In his 15 years at Fort Rodd Hill National Historic site, Bob Campbell has gotten to know the place pretty well. We couldn't think of a better person to give us an 'insider's look' at this treasured Colwood site that is a point of pride for our region. Check our Community Events Calendar for fun stuff going on at the Fort.
Bob is Fort Rodd Hill's Collections Manager and Historic Weapons Supervisor. He's been at the site since 1998 and in that time has also worked as a front-line interpreter (historic guide) and volunteer coordinator.
What do you love most about your job at Fort Rodd Hill?
Interacting with visitors from all over the world.
What is your favourite part of Fort Rodd Hill?
I love learning about the social history of the Casemate Barracks where the soldiers lived. The site closed as a military base in 1956, so I have had the opportunity to speak with the actual people who worked and lived at the site. In my previous job with Parks Canada (at Fort Langley National Historic Site), there was little opportunity to speak with Chief Factor Mr. Yale or any of the men and women who lived the history.I'll always have a soft spot for Fort Langley and the fur-trade (I grew up there in the village) but here at Fort Rodd Hill the first-hand stories I hear are invaluable and really bring the history of the site to life.
Is there any memory that stands out from your time working at Fort Rodd Hill?
One of my favourite memories is meeting Phoebe Buxton (who was 97 at the time) and having her tour me around her old house. The Buxtons lived in the Warrant Officer's Quarters at the site and Phoebe was born upstairs in the main bedroom in 1911. Sadly, Phoebe has passed away but I believe she reached her 100th birthday in 2011. Her birth certificate (which she showed me) indicated she was born at "Rodd Hill Fort" and not Esquimalt or Victoria.

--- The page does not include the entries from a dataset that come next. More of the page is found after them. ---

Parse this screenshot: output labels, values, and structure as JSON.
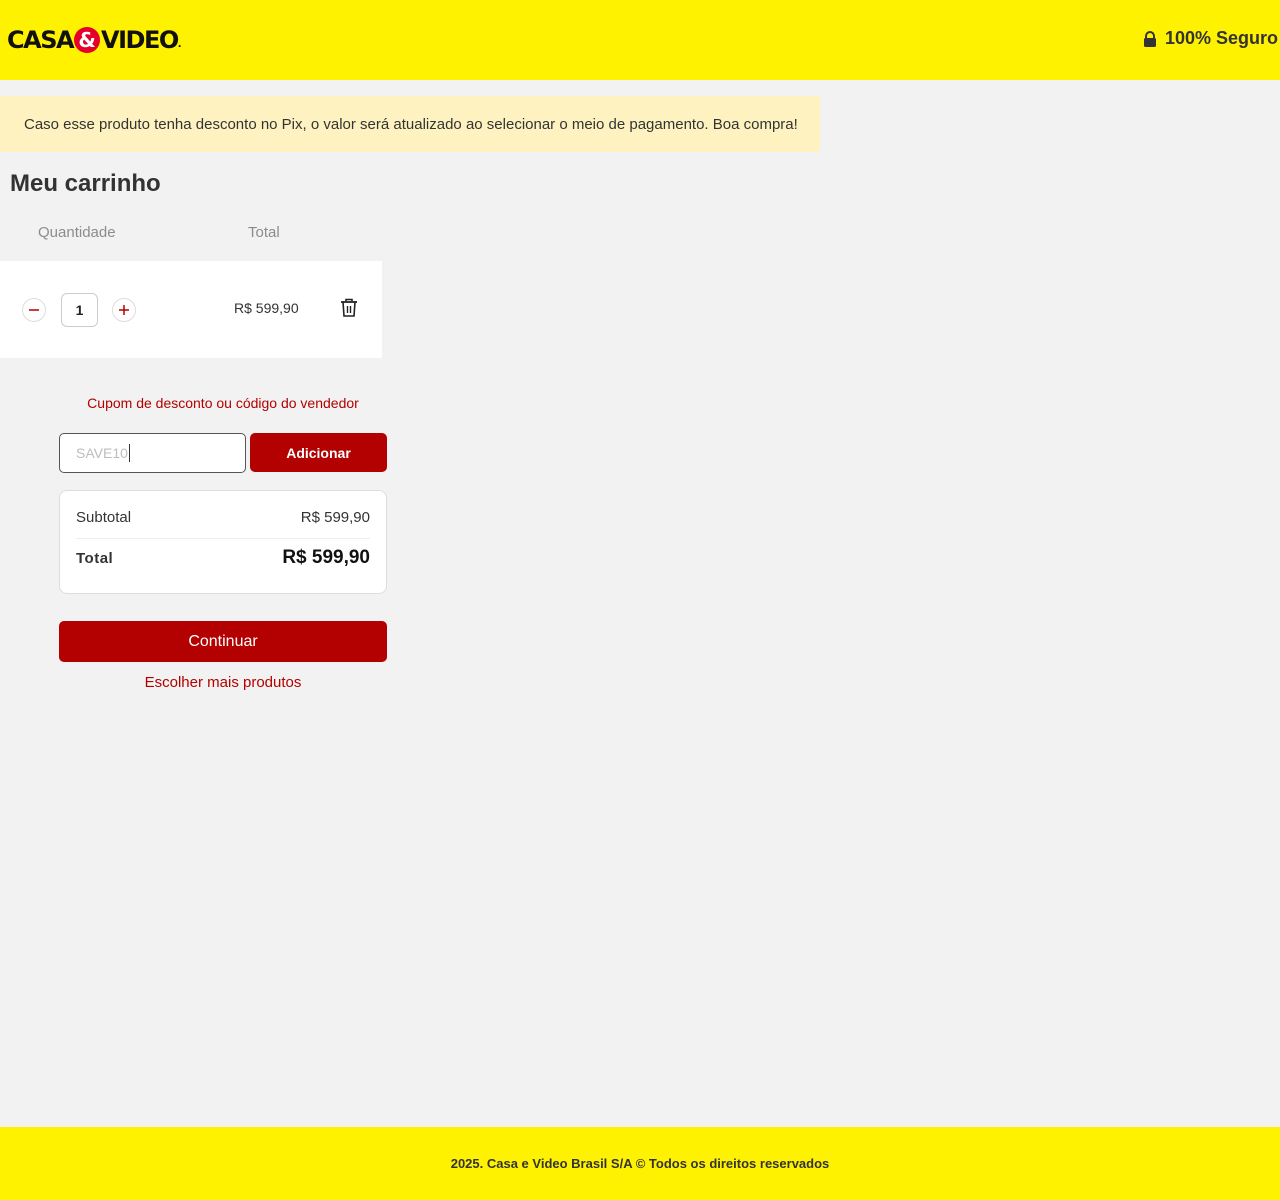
{
  "header": {
    "logo": {
      "left": "CASA",
      "amp": "&",
      "right": "VIDEO",
      "dot": "."
    },
    "secure_label": "100% Seguro"
  },
  "notice": "Caso esse produto tenha desconto no Pix, o valor será atualizado ao selecionar o meio de pagamento. Boa compra!",
  "cart": {
    "title": "Meu carrinho",
    "columns": {
      "quantity": "Quantidade",
      "total": "Total"
    },
    "items": [
      {
        "quantity": "1",
        "total": "R$ 599,90"
      }
    ]
  },
  "coupon": {
    "label": "Cupom de desconto ou código do vendedor",
    "value": "SAVE10",
    "button": "Adicionar"
  },
  "summary": {
    "subtotal_label": "Subtotal",
    "subtotal_value": "R$ 599,90",
    "total_label": "Total",
    "total_value": "R$ 599,90"
  },
  "actions": {
    "continue": "Continuar",
    "more_products": "Escolher mais produtos"
  },
  "footer": "2025. Casa e Video Brasil S/A © Todos os direitos reservados",
  "colors": {
    "brand_yellow": "#fff200",
    "brand_red": "#b30000",
    "notice_bg": "#fef3c0"
  },
  "icons": [
    "lock-icon",
    "minus-icon",
    "plus-icon",
    "trash-icon"
  ]
}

Do you have any surprising facts to share about the history of Fort Rodd Hill?
The guns at Lower Battery here at Fort Rodd Hill almost fired on 2 submarines that appeared under cover of darkness on August 4, 1914. These were two submarines purchased (illegally) by British Columbia Premier Richard McBride who believed the federal government wasn't doing enough to defend Canada's west-coast.
On his own initiative, McBride purchased the 2 subs from the manufacturer in Seattle where the subs were being built for the Chilean Navy. This was a huge risk in violating US neutrality and spending over a million dollars of provincial taxpayers' money.
At the last moment (literally!), right before the guns were fired, the gunners at Rodd Hill were informed that these were our own new Canadian subs and a disaster was averted. McBride managed to embarrass Prime Minister Robert Borden into purchasing the subs for the newly created Royal Canadian Navy and the province was reimbursed for their unorthodox purchase.
What do visitors usually love best about the site?
Many people are drawn to the site to see Fisgard Lighthouse. And as beautiful as Fisgard Lighthouse is, Fort Rodd Hill's history and the natural setting in the Garry Oak ecosystem is equally as impressive. Our unofficial motto is "Come for the lighthouse, stay for the fort". And that's what people usually do, whether they intend to our not.
What is the best time of year to visit Fort Rodd Hill?
A stroll through the quiet grounds is beautiful in any season, including storm watching over the panoramic ocean views in the winter. From the May Long Weekend through Labour Day there are many interesting and entertaining events going on at the site. And now visitors can even stay overnight at Fort Rodd in an oTENTik - a taste of outdoor camping adventure but with comfortable beds.
How many people visit Fort Rodd Hill each year?
You might be surprised to know that more than 50,000 people visit Fort Rodd Hill annually. So you'll be in good company when you drop by!
Read more about Fort Rodd Hill National Historic site on the Parks Canada website.